Jared Kushner met with the Senate Intelligence Committee on Monday behind closed doors, Time reports. He was called to testify about his connections to Russia. However, it was not a public hearing, as was previously announced, and he was not under oath.

The abrupt door-slam caused a major backlash from some members of the senate, like Ron Wyden, who said Kushner ought to testify under oath in an open session of the committee, Huffington Post reports.

On Tuesday, Kushner will meet with the House Intelligence Committee. Both panels are investigating Russian connections to Trump's campaign, according to News-Sentinel.

Senator Joe Manchin said Monday during an interview on MSNBC that he thinks “the public has a right to know the facts” and that, “we should have it as transparent as possible.”

At the press conference following Monday’s meeting, Kushner said, “Let me be very clear, I did not collude with Russia, nor do I know of anyone else in the campaign who did so.” Video footage on CNN shows him saying, “I had no improper contacts.”

He went on to say, “I have not relied on Russia funds for my businesses. And I have been fully transparent in providing all the requested information.”

However, despite his transparency claim, Kushner refused to take questions from the press.

Russian ties

Kushner has admittedly met with Russian officials and nationals, four different times during and after the presidential campaign, which he disclosed in an 11-page statement, the Chicago Tribune reports.

The meetings were held on April 26, 2016, with Russian Ambassador Sergey Kislyak, June 9, 2016, with Russian Lawyer Natalia Veselnitskaya, December 1, 2016, again with Kislyak, and on December 13, 2016, with Russian banker Sergey Gorkov. All of the meetings were conducted on U.S. soil. Kushner did not disclose these meetings until they were discovered and subsequently reported.

Kushner said that he had no prior knowledge of the June 2016 session. He claimed that he did not read Trump Jr.'s full email asking him to join the meeting, News-Sentinel reports.

"That email was on top of a long back and forth that I did not read at the time," Kushner said in the statement.

The email from Trump Jr. suggests that during last June’s meeting, the Russian government would provide damning information about Hillary Clinton.

Conversely, participants said they instead focused on Russian adoptions.

Despite Kushner’s claims that he did not read the series of emails, he was present at the rescheduled meeting.

Family ties

Kushner, Trump’s son-in-law, is not only a top advisor to his administration, but he is taxed with an enormous amount of responsibility.

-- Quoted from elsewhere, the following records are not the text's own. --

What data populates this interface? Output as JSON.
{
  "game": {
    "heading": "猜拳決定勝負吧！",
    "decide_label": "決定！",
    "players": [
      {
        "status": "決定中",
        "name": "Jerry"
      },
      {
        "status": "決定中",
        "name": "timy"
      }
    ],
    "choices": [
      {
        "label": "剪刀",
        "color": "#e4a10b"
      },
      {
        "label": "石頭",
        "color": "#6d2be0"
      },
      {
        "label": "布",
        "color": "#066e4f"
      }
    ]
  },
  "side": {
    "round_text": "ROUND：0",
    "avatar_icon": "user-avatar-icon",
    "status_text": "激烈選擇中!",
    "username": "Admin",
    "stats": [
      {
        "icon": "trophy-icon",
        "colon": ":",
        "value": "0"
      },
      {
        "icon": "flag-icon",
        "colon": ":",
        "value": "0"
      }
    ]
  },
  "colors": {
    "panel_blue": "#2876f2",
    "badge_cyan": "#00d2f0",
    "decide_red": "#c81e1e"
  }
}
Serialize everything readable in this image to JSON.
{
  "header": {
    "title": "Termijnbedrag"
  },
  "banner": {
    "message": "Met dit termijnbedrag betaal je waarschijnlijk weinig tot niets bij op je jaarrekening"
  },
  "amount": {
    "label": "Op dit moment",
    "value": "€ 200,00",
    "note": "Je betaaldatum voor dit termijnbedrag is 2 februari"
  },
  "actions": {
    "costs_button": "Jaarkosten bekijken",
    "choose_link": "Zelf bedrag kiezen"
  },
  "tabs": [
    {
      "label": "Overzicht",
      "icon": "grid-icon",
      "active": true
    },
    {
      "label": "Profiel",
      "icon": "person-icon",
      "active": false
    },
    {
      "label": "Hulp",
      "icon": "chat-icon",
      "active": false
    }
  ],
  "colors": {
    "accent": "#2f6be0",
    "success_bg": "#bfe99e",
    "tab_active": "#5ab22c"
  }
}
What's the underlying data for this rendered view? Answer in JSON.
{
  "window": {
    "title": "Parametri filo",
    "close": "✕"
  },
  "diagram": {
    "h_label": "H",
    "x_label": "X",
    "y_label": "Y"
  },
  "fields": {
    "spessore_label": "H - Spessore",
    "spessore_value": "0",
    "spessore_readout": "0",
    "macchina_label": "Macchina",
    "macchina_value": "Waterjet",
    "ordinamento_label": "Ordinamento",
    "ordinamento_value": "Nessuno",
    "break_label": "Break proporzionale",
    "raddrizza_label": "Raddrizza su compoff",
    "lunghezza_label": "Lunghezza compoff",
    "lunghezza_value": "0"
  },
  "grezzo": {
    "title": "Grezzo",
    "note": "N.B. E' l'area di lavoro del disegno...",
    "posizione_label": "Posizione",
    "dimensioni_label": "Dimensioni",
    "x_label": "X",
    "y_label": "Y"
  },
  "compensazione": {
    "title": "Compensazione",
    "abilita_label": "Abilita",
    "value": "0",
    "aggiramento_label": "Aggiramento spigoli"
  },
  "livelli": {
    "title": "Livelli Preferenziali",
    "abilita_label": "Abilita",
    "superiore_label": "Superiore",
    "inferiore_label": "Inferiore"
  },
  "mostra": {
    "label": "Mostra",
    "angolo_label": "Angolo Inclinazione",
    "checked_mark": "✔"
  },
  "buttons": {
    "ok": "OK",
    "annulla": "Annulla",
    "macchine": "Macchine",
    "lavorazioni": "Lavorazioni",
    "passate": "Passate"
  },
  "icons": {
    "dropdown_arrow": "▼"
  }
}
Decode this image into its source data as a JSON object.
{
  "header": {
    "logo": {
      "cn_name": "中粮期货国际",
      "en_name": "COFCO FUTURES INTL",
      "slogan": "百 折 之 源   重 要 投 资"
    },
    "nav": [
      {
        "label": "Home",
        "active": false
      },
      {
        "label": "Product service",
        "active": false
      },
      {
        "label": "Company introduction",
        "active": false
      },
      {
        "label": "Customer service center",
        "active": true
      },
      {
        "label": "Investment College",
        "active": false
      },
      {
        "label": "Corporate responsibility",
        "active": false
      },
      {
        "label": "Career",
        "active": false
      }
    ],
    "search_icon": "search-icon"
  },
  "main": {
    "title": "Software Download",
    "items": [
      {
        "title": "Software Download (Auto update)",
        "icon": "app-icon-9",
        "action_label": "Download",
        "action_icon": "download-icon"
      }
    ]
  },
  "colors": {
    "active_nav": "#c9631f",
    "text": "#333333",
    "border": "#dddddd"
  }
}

His salary is paid for by U.S. citizens. His resume includes no government or foreign policy experience. The concept is flirting with nepotism, the likes of which we have not seen since Ulysses S. Grant, who appointed dozens of his family members to different positions on Capitol Hill during his presidency.

The reason nepotism is avoided so intensely is because it permits favoritism to kin who may not necessarily be qualified. We’ve seen examples of this in the British monarchy, the system our founding fathers abandoned. Instead, we adopted a vote by and for the people, with the promise of a renewal vote every four years to avoid a situation like the royal family.

Kushner has obtained the security clearance to receive military briefings, though he never served in the military. He has been involved in every issue in the Trump administration including assignments in the Israeli-Palestinian conflict and China. Former press secretary Sean Spicer has said that Kushner was working jointly with the State Department to manage the administration's foreign affairs, according to CNN.

In the most recent news, Kushner has been tasked with revamping the government, according to U.S. News, as well as solving the opioid epidemic.